_WHAT TO PRODUCE_: Reproduce all of the entries below exactly, without a single change.

_EXCERPTED RECORDS_:

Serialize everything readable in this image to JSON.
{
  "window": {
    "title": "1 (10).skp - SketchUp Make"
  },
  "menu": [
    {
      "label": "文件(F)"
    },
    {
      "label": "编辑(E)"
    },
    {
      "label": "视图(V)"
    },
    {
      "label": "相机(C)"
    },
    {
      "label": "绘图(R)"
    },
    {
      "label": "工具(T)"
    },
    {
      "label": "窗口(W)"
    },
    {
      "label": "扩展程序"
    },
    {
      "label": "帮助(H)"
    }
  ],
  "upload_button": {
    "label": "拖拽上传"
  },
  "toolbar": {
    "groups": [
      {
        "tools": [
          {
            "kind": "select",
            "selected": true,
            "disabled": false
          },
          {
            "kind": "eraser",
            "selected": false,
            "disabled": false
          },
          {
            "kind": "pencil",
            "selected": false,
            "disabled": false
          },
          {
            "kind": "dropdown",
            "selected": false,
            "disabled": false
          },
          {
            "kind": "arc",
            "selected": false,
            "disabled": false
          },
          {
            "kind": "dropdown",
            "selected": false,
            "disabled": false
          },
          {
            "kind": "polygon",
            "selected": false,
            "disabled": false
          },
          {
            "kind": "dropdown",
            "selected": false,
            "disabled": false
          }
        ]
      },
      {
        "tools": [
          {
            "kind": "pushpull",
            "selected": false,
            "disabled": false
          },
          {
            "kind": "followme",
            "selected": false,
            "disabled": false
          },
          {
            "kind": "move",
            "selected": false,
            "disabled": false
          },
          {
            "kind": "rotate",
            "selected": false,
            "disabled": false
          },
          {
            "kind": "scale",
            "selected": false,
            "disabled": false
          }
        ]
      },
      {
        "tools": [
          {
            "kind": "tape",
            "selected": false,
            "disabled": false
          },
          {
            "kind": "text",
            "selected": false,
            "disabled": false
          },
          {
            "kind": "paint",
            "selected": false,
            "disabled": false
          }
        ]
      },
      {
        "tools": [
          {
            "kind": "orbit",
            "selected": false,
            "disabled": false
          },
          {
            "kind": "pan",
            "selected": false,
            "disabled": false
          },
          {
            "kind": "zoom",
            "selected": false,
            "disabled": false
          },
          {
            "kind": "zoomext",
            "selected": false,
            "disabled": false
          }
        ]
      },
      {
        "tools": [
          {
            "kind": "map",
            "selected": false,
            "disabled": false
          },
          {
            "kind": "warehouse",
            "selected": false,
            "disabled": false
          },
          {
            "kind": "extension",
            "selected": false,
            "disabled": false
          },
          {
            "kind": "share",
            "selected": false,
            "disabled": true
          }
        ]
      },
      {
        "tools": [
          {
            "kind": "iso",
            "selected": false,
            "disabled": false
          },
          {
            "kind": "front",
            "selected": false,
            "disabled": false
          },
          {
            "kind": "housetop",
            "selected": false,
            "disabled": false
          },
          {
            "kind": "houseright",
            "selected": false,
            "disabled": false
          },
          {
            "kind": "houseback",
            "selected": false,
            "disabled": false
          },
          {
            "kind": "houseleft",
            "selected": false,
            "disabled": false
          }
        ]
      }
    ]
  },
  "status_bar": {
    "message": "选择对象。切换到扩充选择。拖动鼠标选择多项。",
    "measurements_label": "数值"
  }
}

_ANSWER BOX_:
Serialize everything readable in this image to JSON.
{
  "window": {
    "title": "1 (10).skp - SketchUp Make"
  },
  "menu": [
    {
      "label": "文件(F)"
    },
    {
      "label": "编辑(E)"
    },
    {
      "label": "视图(V)"
    },
    {
      "label": "相机(C)"
    },
    {
      "label": "绘图(R)"
    },
    {
      "label": "工具(T)"
    },
    {
      "label": "窗口(W)"
    },
    {
      "label": "扩展程序"
    },
    {
      "label": "帮助(H)"
    }
  ],
  "upload_button": {
    "label": "拖拽上传"
  },
  "toolbar": {
    "groups": [
      {
        "tools": [
          {
            "kind": "select",
            "selected": true,
            "disabled": false
          },
          {
            "kind": "eraser",
            "selected": false,
            "disabled": false
          },
          {
            "kind": "pencil",
            "selected": false,
            "disabled": false
          },
          {
            "kind": "dropdown",
            "selected": false,
            "disabled": false
          },
          {
            "kind": "arc",
            "selected": false,
            "disabled": false
          },
          {
            "kind": "dropdown",
            "selected": false,
            "disabled": false
          },
          {
            "kind": "polygon",
            "selected": false,
            "disabled": false
          },
          {
            "kind": "dropdown",
            "selected": false,
            "disabled": false
          }
        ]
      },
      {
        "tools": [
          {
            "kind": "pushpull",
            "selected": false,
            "disabled": false
          },
          {
            "kind": "followme",
            "selected": false,
            "disabled": false
          },
          {
            "kind": "move",
            "selected": false,
            "disabled": false
          },
          {
            "kind": "rotate",
            "selected": false,
            "disabled": false
          },
          {
            "kind": "scale",
            "selected": false,
            "disabled": false
          }
        ]
      },
      {
        "tools": [
          {
            "kind": "tape",
            "selected": false,
            "disabled": false
          },
          {
            "kind": "text",
            "selected": false,
            "disabled": false
          },
          {
            "kind": "paint",
            "selected": false,
            "disabled": false
          }
        ]
      },
      {
        "tools": [
          {
            "kind": "orbit",
            "selected": false,
            "disabled": false
          },
          {
            "kind": "pan",
            "selected": false,
            "disabled": false
          },
          {
            "kind": "zoom",
            "selected": false,
            "disabled": false
          },
          {
            "kind": "zoomext",
            "selected": false,
            "disabled": false
          }
        ]
      },
      {
        "tools": [
          {
            "kind": "map",
            "selected": false,
            "disabled": false
          },
          {
            "kind": "warehouse",
            "selected": false,
            "disabled": false
          },
          {
            "kind": "extension",
            "selected": false,
            "disabled": false
          },
          {
            "kind": "share",
            "selected": false,
            "disabled": true
          }
        ]
      },
      {
        "tools": [
          {
            "kind": "iso",
            "selected": false,
            "disabled": false
          },
          {
            "kind": "front",
            "selected": false,
            "disabled": false
          },
          {
            "kind": "housetop",
            "selected": false,
            "disabled": false
          },
          {
            "kind": "houseright",
            "selected": false,
            "disabled": false
          },
          {
            "kind": "houseback",
            "selected": false,
            "disabled": false
          },
          {
            "kind": "houseleft",
            "selected": false,
            "disabled": false
          }
        ]
      }
    ]
  },
  "status_bar": {
    "message": "选择对象。切换到扩充选择。拖动鼠标选择多项。",
    "measurements_label": "数值"
  }
}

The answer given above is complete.